Companies Quake Under Social Sword of Damocles
Forty-seven percent of all social media users have used their networks to get customer service from a company, with usage as high as 59 percent among 18-24 year olds, according to a new study from NM Incite.
Almost one in three social media users said they preferred to contact a company that way, and companies have learned to respond in kind.
Seventy-one percent of those who experienced a quick and effective response were likely to recommend the company to others, the study also found, compared to just 19 percent of customers that did not receive any response.
NM Incite did not respond to our request for further details.
A Sea Change
The findings represent a sea change in how consumers communicate with brands. A few years ago, social media-based customer service was still seen as a niche channel that only a few brands -- typically tech companies -- could be expected to support.
Now, companies in a broad range of industries -- from consumer goods to financial services to travel -- are assumed to have some kind of presence on Facebook and Twitter.
There are a lot of reasons for the trend toward social customer service. One is the popularity of Facebook. People do everything else on the site -- from staying in touch with friends to playing games to receiving offers from brands. Reaching out to companies with complaints or questions is just a natural step.
Social Media as Microphone
Another reason the trend has taken off is that people know others are listening.

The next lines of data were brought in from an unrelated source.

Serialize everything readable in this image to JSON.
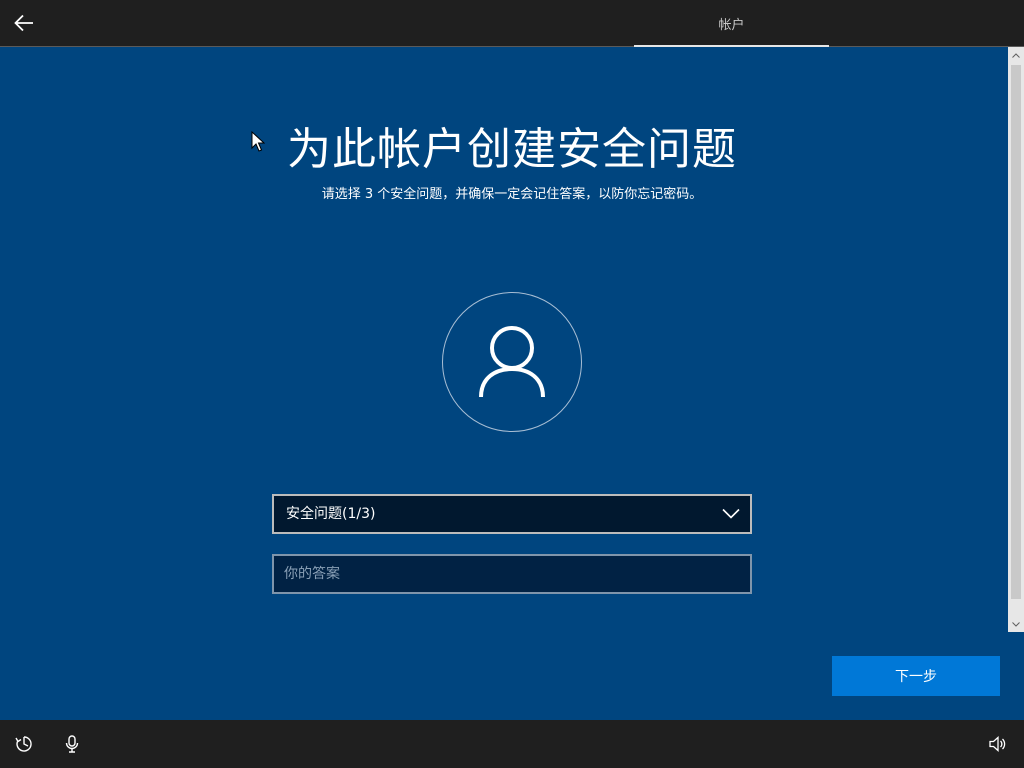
{
  "header": {
    "tab_label": "帐户"
  },
  "main": {
    "title": "为此帐户创建安全问题",
    "subtitle": "请选择 3 个安全问题，并确保一定会记住答案，以防你忘记密码。",
    "question_dropdown": {
      "selected": "安全问题(1/3)"
    },
    "answer_field": {
      "value": "",
      "placeholder": "你的答案"
    },
    "next_button_label": "下一步"
  },
  "icons": {
    "back": "back-arrow-icon",
    "avatar": "user-icon",
    "dropdown": "chevron-down-icon",
    "ease_of_access": "ease-of-access-icon",
    "microphone": "microphone-icon",
    "volume": "volume-icon"
  },
  "colors": {
    "background": "#00457f",
    "topbar": "#1f1f1f",
    "accent_button": "#0078d7",
    "input_background": "#01182f"
  }
}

"Social media has an amplification effect that turns customer service into a critical market tool," Steven L. Johnson, assistant professor of management information systems at Temple University, told the E-Commerce Times.
"When a customer raises a customer support issue via social media, that's not just a private conversation between the consumer and company, it's a public conversation with an audience of thousands, if not millions," he said. Conversely, when people see a company providing quality service via a polite and fast response on social media, they are more likely to patronize that company.
On the darker side, companies now live in dread of having a negative story about their service go viral, Penny C. Sansevieri, CEO of Author Marketing Experts, told the E-Commerce Times.
They "know that they need to stay tuned in to what's being said," she explained. "Once it's out there, it's much tougher to control. Consumers know this too, and a savvy consumer knows that one errant tweet could gain huge attention."
By now, most companies are well aware of these dynamics and are taking steps, if they haven't already, to set some kind of social media-customer service policy in place.
It isn't difficult, Liz Cies, a public relations specialist with AWeber, told the E-Commerce Times.
Six months ago, AWeber set about establishing its own process.
"We had noticed a significant increase in customers seeking support through social media in the last year," Cies said.
Until that point, the company's social media process had been managed by the marketing department, but with the many customer service requests coming through social media the company decided a change -- namely, a formal social CRM policy -- was in order.
"We first kept an eye out for customer solutions team members that were particularly adept with social media," she said. "After identifying those team members, we formed a small social media team representing both marketing and customer solutions. We developed formal policies and guidelines for responding to customers, established responsibilities for monitoring throughout the day, selected our platform for responding, and determined how the team will use internal instant messaging to communicate regularly about customer needs."
The result, Cies said, is that customer needs expressed on social media are typically addressed within minutes.